Inattention Predicts Increased Thickness of Left Occipital Cortex in Men with Attention-Deficit/Hyperactivity Disorder

Front Psychiatry. 2017 Sep 13;8:170. doi: 10.3389/fpsyt.2017.00170. eCollection 2017.

Abstract

Background: Attention-deficit/hyperactivity disorder (ADHD) in adulthood is a serious and frequent psychiatric disorder with the core symptoms inattention, impulsivity, and hyperactivity. The principal aim of this study was to investigate associations between brain morphology, i.e., cortical thickness and volumes of subcortical gray matter, and individual symptom severity in adult ADHD.
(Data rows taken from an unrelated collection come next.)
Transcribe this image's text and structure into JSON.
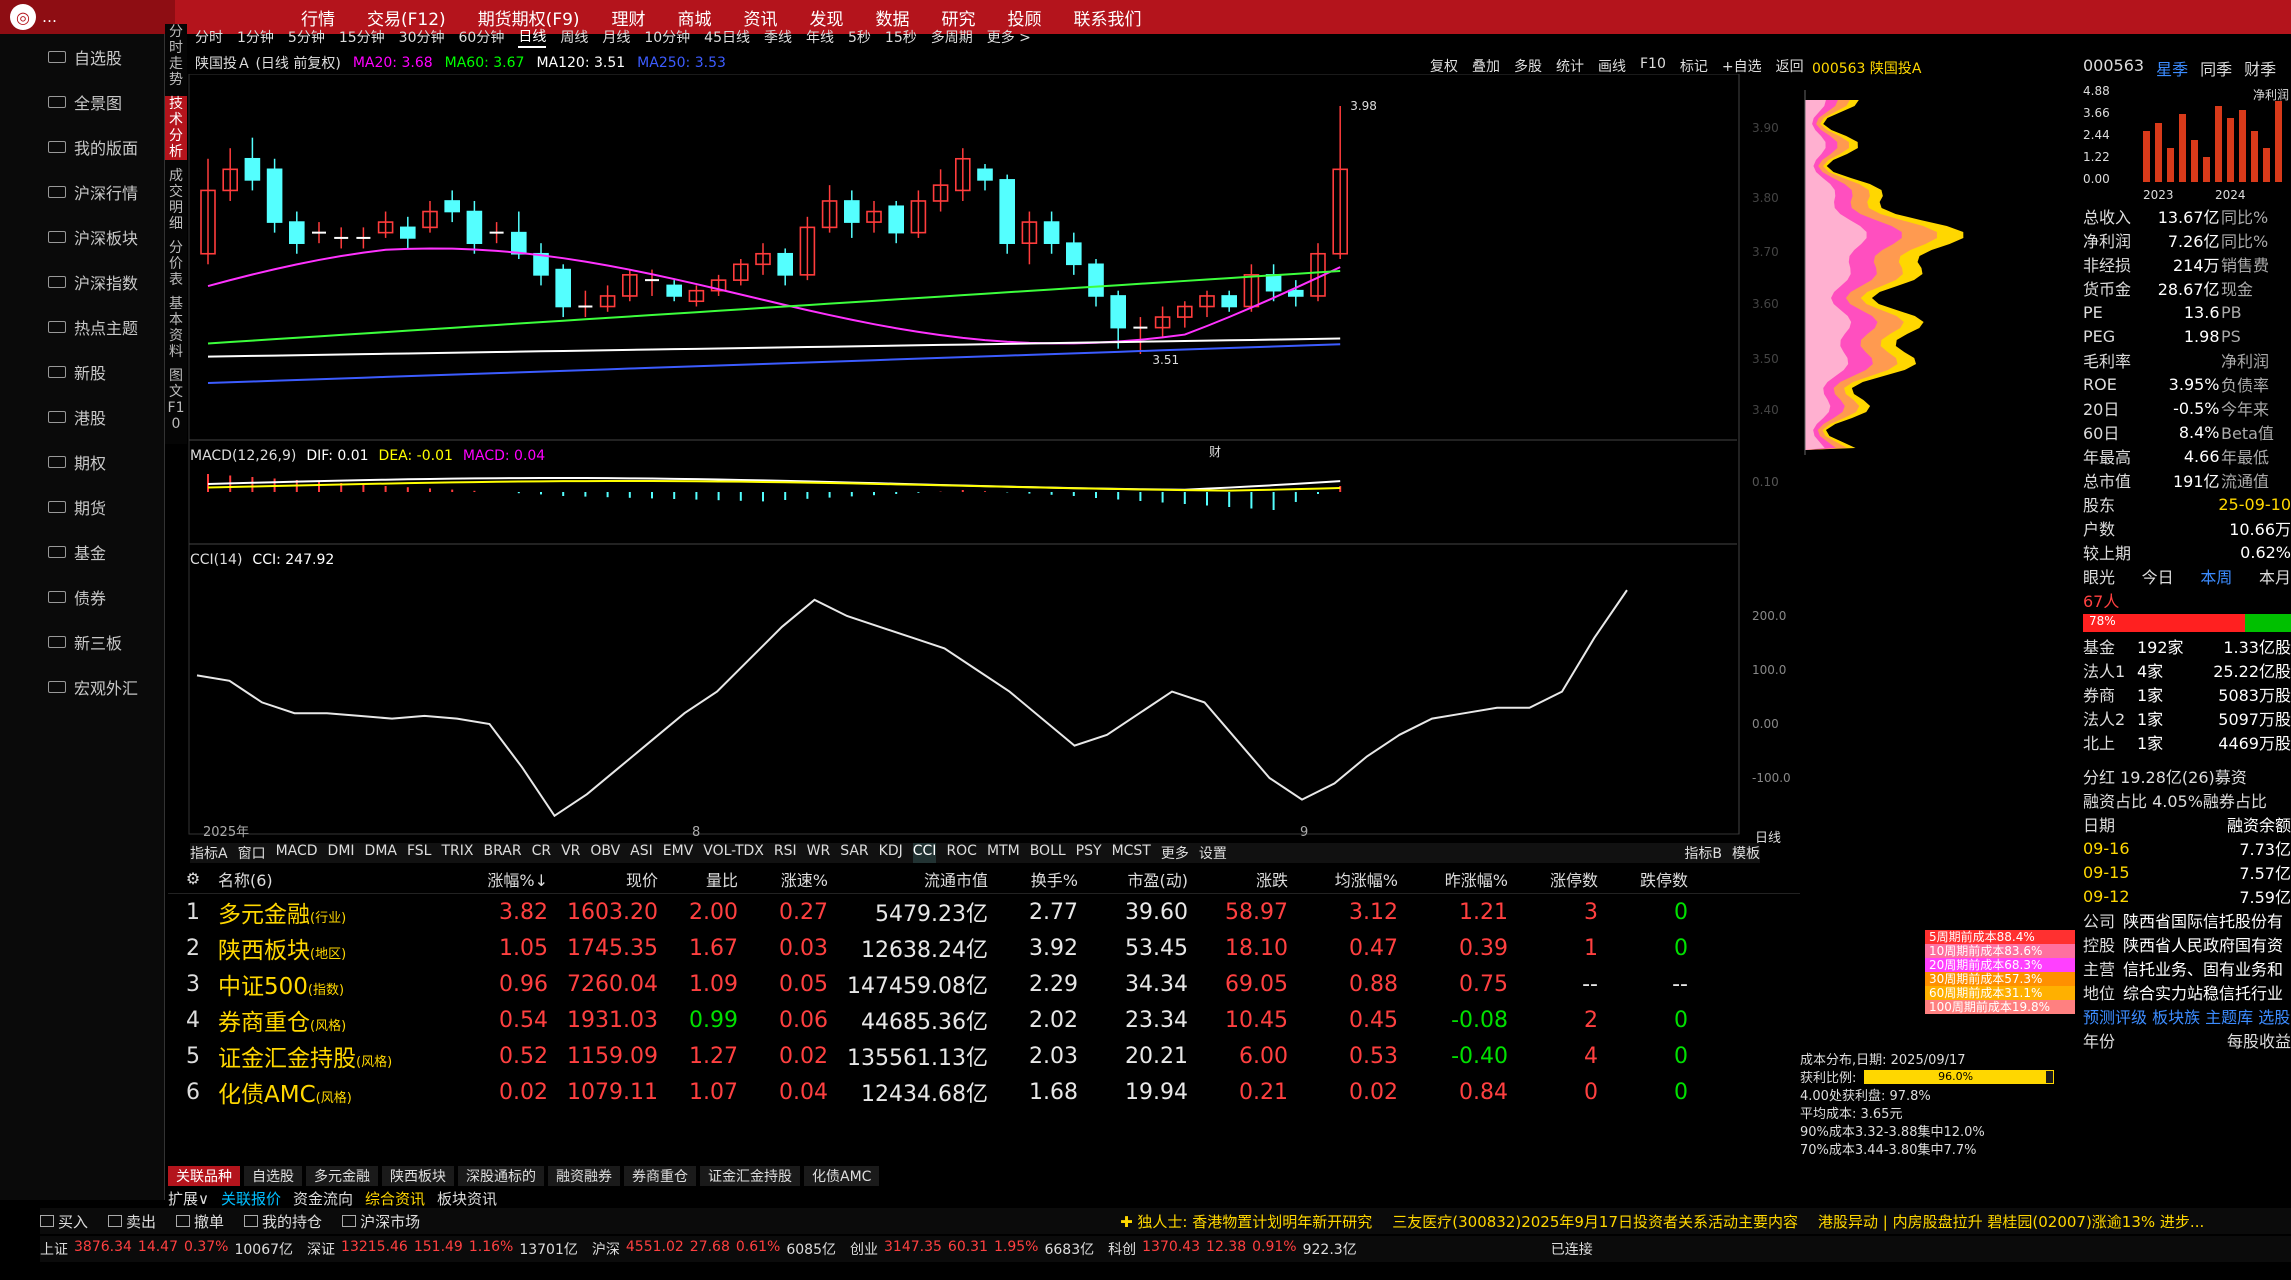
{
  "top_menu": {
    "logo": "…",
    "items": [
      "行情",
      "交易(F12)",
      "期货期权(F9)",
      "理财",
      "商城",
      "资讯",
      "发现",
      "数据",
      "研究",
      "投顾",
      "联系我们"
    ]
  },
  "sidebar": [
    "自选股",
    "全景图",
    "我的版面",
    "沪深行情",
    "沪深板块",
    "沪深指数",
    "热点主题",
    "新股",
    "港股",
    "期权",
    "期货",
    "基金",
    "债券",
    "新三板",
    "宏观外汇"
  ],
  "vtabs": [
    "分时走势",
    "技术分析",
    "成交明细",
    "分价表",
    "基本资料",
    "图文F10"
  ],
  "period_bar": {
    "items": [
      "分时",
      "1分钟",
      "5分钟",
      "15分钟",
      "30分钟",
      "60分钟",
      "日线",
      "周线",
      "月线",
      "10分钟",
      "45日线",
      "季线",
      "年线",
      "5秒",
      "15秒",
      "多周期",
      "更多 >"
    ],
    "active": "日线"
  },
  "main_header": {
    "title": "陕国投Ａ (日线 前复权)",
    "ma20": "MA20: 3.68",
    "ma60": "MA60: 3.67",
    "ma120": "MA120: 3.51",
    "ma250": "MA250: 3.53"
  },
  "tools": [
    "复权",
    "叠加",
    "多股",
    "统计",
    "画线",
    "F10",
    "标记",
    "+自选",
    "返回"
  ],
  "stock_code_title": "000563 陕国投A",
  "chart_labels": {
    "high": "3.98",
    "low": "3.51",
    "year": "2025年",
    "m8": "8",
    "m9": "9",
    "cai": "财",
    "daxian": "日线"
  },
  "price_axis": [
    "3.90",
    "3.80",
    "3.70",
    "3.60",
    "3.50",
    "3.40"
  ],
  "macd": {
    "name": "MACD(12,26,9)",
    "dif": "DIF: 0.01",
    "dea": "DEA: -0.01",
    "macd": "MACD: 0.04",
    "axis": "0.10"
  },
  "cci": {
    "name": "CCI(14)",
    "value": "CCI: 247.92",
    "axis": [
      "200.0",
      "100.0",
      "0.00",
      "-100.0"
    ]
  },
  "ind_tabs": {
    "items": [
      "指标A",
      "窗口",
      "MACD",
      "DMI",
      "DMA",
      "FSL",
      "TRIX",
      "BRAR",
      "CR",
      "VR",
      "OBV",
      "ASI",
      "EMV",
      "VOL-TDX",
      "RSI",
      "WR",
      "SAR",
      "KDJ",
      "CCI",
      "ROC",
      "MTM",
      "BOLL",
      "PSY",
      "MCST",
      "更多",
      "设置"
    ],
    "active": "CCI",
    "right": [
      "指标B",
      "模板"
    ]
  },
  "table": {
    "headers": [
      "名称(6)",
      "涨幅%↓",
      "现价",
      "量比",
      "涨速%",
      "流通市值",
      "换手%",
      "市盈(动)",
      "涨跌",
      "均涨幅%",
      "昨涨幅%",
      "涨停数",
      "跌停数"
    ],
    "rows": [
      {
        "n": "1",
        "name": "多元金融",
        "tag": "(行业)",
        "cells": [
          "3.82",
          "1603.20",
          "2.00",
          "0.27",
          "5479.23亿",
          "2.77",
          "39.60",
          "58.97",
          "3.12",
          "1.21",
          "3",
          "0"
        ]
      },
      {
        "n": "2",
        "name": "陕西板块",
        "tag": "(地区)",
        "cells": [
          "1.05",
          "1745.35",
          "1.67",
          "0.03",
          "12638.24亿",
          "3.92",
          "53.45",
          "18.10",
          "0.47",
          "0.39",
          "1",
          "0"
        ]
      },
      {
        "n": "3",
        "name": "中证500",
        "tag": "(指数)",
        "cells": [
          "0.96",
          "7260.04",
          "1.09",
          "0.05",
          "147459.08亿",
          "2.29",
          "34.34",
          "69.05",
          "0.88",
          "0.75",
          "--",
          "--"
        ]
      },
      {
        "n": "4",
        "name": "券商重仓",
        "tag": "(风格)",
        "cells": [
          "0.54",
          "1931.03",
          "0.99",
          "0.06",
          "44685.36亿",
          "2.02",
          "23.34",
          "10.45",
          "0.45",
          "-0.08",
          "2",
          "0"
        ]
      },
      {
        "n": "5",
        "name": "证金汇金持股",
        "tag": "(风格)",
        "cells": [
          "0.52",
          "1159.09",
          "1.27",
          "0.02",
          "135561.13亿",
          "2.03",
          "20.21",
          "6.00",
          "0.53",
          "-0.40",
          "4",
          "0"
        ]
      },
      {
        "n": "6",
        "name": "化债AMC",
        "tag": "(风格)",
        "cells": [
          "0.02",
          "1079.11",
          "1.07",
          "0.04",
          "12434.68亿",
          "1.68",
          "19.94",
          "0.21",
          "0.02",
          "0.84",
          "0",
          "0"
        ]
      }
    ]
  },
  "bottom_tabs": [
    "关联品种",
    "自选股",
    "多元金融",
    "陕西板块",
    "深股通标的",
    "融资融券",
    "券商重仓",
    "证金汇金持股",
    "化债AMC"
  ],
  "tabs2": [
    "扩展∨",
    "关联报价",
    "资金流向",
    "综合资讯",
    "板块资讯"
  ],
  "status1": {
    "items": [
      "买入",
      "卖出",
      "撤单",
      "我的持仓",
      "沪深市场"
    ],
    "news1": "✚ 独人士: 香港物置计划明年新开研究",
    "news2": "三友医疗(300832)2025年9月17日投资者关系活动主要内容",
    "news3": "港股异动 | 内房股盘拉升 碧桂园(02007)涨逾13% 进步..."
  },
  "status2": [
    {
      "label": "上证",
      "v": "3876.34",
      "c": "14.47",
      "p": "0.37%",
      "amt": "10067亿"
    },
    {
      "label": "深证",
      "v": "13215.46",
      "c": "151.49",
      "p": "1.16%",
      "amt": "13701亿"
    },
    {
      "label": "沪深",
      "v": "4551.02",
      "c": "27.68",
      "p": "0.61%",
      "amt": "6085亿"
    },
    {
      "label": "创业",
      "v": "3147.35",
      "c": "60.31",
      "p": "1.95%",
      "amt": "6683亿"
    },
    {
      "label": "科创",
      "v": "1370.43",
      "c": "12.38",
      "p": "0.91%",
      "amt": "922.3亿"
    }
  ],
  "status2_right": "已连接",
  "cost_legend": [
    "5周期前成本88.4%",
    "10周期前成本83.6%",
    "20周期前成本68.3%",
    "30周期前成本57.3%",
    "60周期前成本31.1%",
    "100周期前成本19.8%"
  ],
  "dist_info": [
    "成本分布,日期: 2025/09/17",
    "获利比例:",
    "4.00处获利盘: 97.8%",
    "平均成本: 3.65元",
    "90%成本3.32-3.88集中12.0%",
    "70%成本3.44-3.80集中7.7%"
  ],
  "dist_ratio": "96.0%",
  "right": {
    "code": "000563",
    "tab1": "星季",
    "tab2": "同季",
    "tab3": "财季",
    "axis": [
      "4.88",
      "3.66",
      "2.44",
      "1.22",
      "0.00"
    ],
    "years": [
      "2023",
      "2024"
    ],
    "jinglirun": "净利润",
    "fin": [
      [
        "总收入",
        "13.67亿",
        "同比%"
      ],
      [
        "净利润",
        "7.26亿",
        "同比%"
      ],
      [
        "非经损",
        "214万",
        "销售费"
      ],
      [
        "货币金",
        "28.67亿",
        "现金"
      ],
      [
        "PE",
        "13.6",
        "PB"
      ],
      [
        "PEG",
        "1.98",
        "PS"
      ],
      [
        "毛利率",
        "",
        "净利润"
      ],
      [
        "ROE",
        "3.95%",
        "负债率"
      ],
      [
        "20日",
        "-0.5%",
        "今年来"
      ],
      [
        "60日",
        "8.4%",
        "Beta值"
      ],
      [
        "年最高",
        "4.66",
        "年最低"
      ],
      [
        "总市值",
        "191亿",
        "流通值"
      ]
    ],
    "holders_date": "25-09-10",
    "holders": [
      [
        "股东",
        "",
        ""
      ],
      [
        "户数",
        "10.66万",
        ""
      ],
      [
        "较上期",
        "0.62%",
        ""
      ]
    ],
    "eye": "眼光",
    "today": "今日",
    "week": "本周",
    "bench": "本月",
    "jigou": "67人",
    "ratio": "78%",
    "inst": [
      [
        "基金",
        "192家",
        "1.33亿股"
      ],
      [
        "法人1",
        "4家",
        "25.22亿股"
      ],
      [
        "券商",
        "1家",
        "5083万股"
      ],
      [
        "法人2",
        "1家",
        "5097万股"
      ],
      [
        "北上",
        "1家",
        "4469万股"
      ]
    ],
    "fenhong": "分红  19.28亿(26)募资",
    "rz": "融资占比  4.05%融券占比",
    "rz_table": [
      [
        "日期",
        "融资余额"
      ],
      [
        "09-16",
        "7.73亿"
      ],
      [
        "09-15",
        "7.57亿"
      ],
      [
        "09-12",
        "7.59亿"
      ]
    ],
    "company": [
      [
        "公司",
        "陕西省国际信托股份有"
      ],
      [
        "控股",
        "陕西省人民政府国有资"
      ],
      [
        "主营",
        "信托业务、固有业务和"
      ],
      [
        "地位",
        "综合实力站稳信托行业"
      ]
    ],
    "yc": "预测评级 板块族 主题库 选股",
    "nianfen": "年份",
    "meigu": "每股收益"
  }
}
Methods: Surface-based brain morphometry was performed in 35 women and 29 men with ADHD using FreeSurfer. Linear regressions were calculated between cortical thickness and the volumes of subcortical gray matter and the inattention, hyperactivity, and impulsivity subscales of the Conners Adult ADHD Rating Scales (CAARS). Two separate analyses were performed. For the first analysis, age was included as additional regressor. For the second analysis, both age and severity of depression were included as additional regressors. Study participants were recruited between June 2012 and January 2014.

Results: Linear regression identified an area in the left occipital cortex of men, covering parts of the middle occipital sulcus and gyrus, in which the score on the CAARS inattention subscale predicted increased mean cortical thickness [F(1,27) = 26.27, p < 0.001, adjusted R2 = 0.4744]. No significant associations were found between cortical thickness and the scores on CAARS subscales in women. No significant associations were found between the volumes of subcortical gray matter and the scores on CAARS subscales, neither in men nor in women. These results remained stable when severity of depression was included as additional regressor, together with age.

Conclusion: Increased cortical thickness in the left occipital cortex may represent a mechanism to compensate for dysfunctional attentional networks in male adult ADHD patients.

Keywords: FreeSurfer; attention; attention-deficit/hyperactivity disorder; cortical thickness; gray matter; morphometry; occipital cortex.